--- START ---

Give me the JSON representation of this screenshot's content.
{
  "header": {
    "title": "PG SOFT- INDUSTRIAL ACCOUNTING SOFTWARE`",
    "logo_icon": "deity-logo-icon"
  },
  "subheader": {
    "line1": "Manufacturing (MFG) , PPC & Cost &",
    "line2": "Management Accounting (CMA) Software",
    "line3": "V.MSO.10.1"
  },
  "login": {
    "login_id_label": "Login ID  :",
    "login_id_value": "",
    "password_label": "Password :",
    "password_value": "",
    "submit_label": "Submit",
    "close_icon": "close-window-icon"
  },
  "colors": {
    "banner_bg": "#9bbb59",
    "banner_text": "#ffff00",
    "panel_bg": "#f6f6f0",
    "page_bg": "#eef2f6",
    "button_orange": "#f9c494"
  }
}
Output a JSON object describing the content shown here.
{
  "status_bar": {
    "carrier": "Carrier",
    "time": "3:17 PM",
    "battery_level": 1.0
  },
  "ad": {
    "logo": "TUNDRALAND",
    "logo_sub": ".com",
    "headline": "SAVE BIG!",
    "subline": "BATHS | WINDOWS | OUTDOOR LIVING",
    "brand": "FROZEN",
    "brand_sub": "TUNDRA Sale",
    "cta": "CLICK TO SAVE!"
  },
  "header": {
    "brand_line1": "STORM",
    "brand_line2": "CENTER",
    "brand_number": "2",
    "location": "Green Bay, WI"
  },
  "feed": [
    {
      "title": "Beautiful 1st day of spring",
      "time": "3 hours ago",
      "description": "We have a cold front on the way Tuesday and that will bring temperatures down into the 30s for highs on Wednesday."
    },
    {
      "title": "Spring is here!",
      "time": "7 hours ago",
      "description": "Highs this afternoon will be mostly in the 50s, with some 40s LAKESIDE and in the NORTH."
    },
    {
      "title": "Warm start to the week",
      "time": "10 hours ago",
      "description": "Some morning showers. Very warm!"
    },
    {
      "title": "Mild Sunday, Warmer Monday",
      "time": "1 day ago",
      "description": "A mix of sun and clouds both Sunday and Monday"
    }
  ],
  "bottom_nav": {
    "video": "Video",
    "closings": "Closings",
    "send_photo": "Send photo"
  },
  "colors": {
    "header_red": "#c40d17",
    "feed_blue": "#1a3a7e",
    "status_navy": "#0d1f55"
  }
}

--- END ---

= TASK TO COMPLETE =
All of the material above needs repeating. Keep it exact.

= EXERCISE RESPONSE =
Give me the JSON representation of this screenshot's content.
{
  "header": {
    "title": "PG SOFT- INDUSTRIAL ACCOUNTING SOFTWARE`",
    "logo_icon": "deity-logo-icon"
  },
  "subheader": {
    "line1": "Manufacturing (MFG) , PPC & Cost &",
    "line2": "Management Accounting (CMA) Software",
    "line3": "V.MSO.10.1"
  },
  "login": {
    "login_id_label": "Login ID  :",
    "login_id_value": "",
    "password_label": "Password :",
    "password_value": "",
    "submit_label": "Submit",
    "close_icon": "close-window-icon"
  },
  "colors": {
    "banner_bg": "#9bbb59",
    "banner_text": "#ffff00",
    "panel_bg": "#f6f6f0",
    "page_bg": "#eef2f6",
    "button_orange": "#f9c494"
  }
}
Output a JSON object describing the content shown here.
{
  "status_bar": {
    "carrier": "Carrier",
    "time": "3:17 PM",
    "battery_level": 1.0
  },
  "ad": {
    "logo": "TUNDRALAND",
    "logo_sub": ".com",
    "headline": "SAVE BIG!",
    "subline": "BATHS | WINDOWS | OUTDOOR LIVING",
    "brand": "FROZEN",
    "brand_sub": "TUNDRA Sale",
    "cta": "CLICK TO SAVE!"
  },
  "header": {
    "brand_line1": "STORM",
    "brand_line2": "CENTER",
    "brand_number": "2",
    "location": "Green Bay, WI"
  },
  "feed": [
    {
      "title": "Beautiful 1st day of spring",
      "time": "3 hours ago",
      "description": "We have a cold front on the way Tuesday and that will bring temperatures down into the 30s for highs on Wednesday."
    },
    {
      "title": "Spring is here!",
      "time": "7 hours ago",
      "description": "Highs this afternoon will be mostly in the 50s, with some 40s LAKESIDE and in the NORTH."
    },
    {
      "title": "Warm start to the week",
      "time": "10 hours ago",
      "description": "Some morning showers. Very warm!"
    },
    {
      "title": "Mild Sunday, Warmer Monday",
      "time": "1 day ago",
      "description": "A mix of sun and clouds both Sunday and Monday"
    }
  ],
  "bottom_nav": {
    "video": "Video",
    "closings": "Closings",
    "send_photo": "Send photo"
  },
  "colors": {
    "header_red": "#c40d17",
    "feed_blue": "#1a3a7e",
    "status_navy": "#0d1f55"
  }
}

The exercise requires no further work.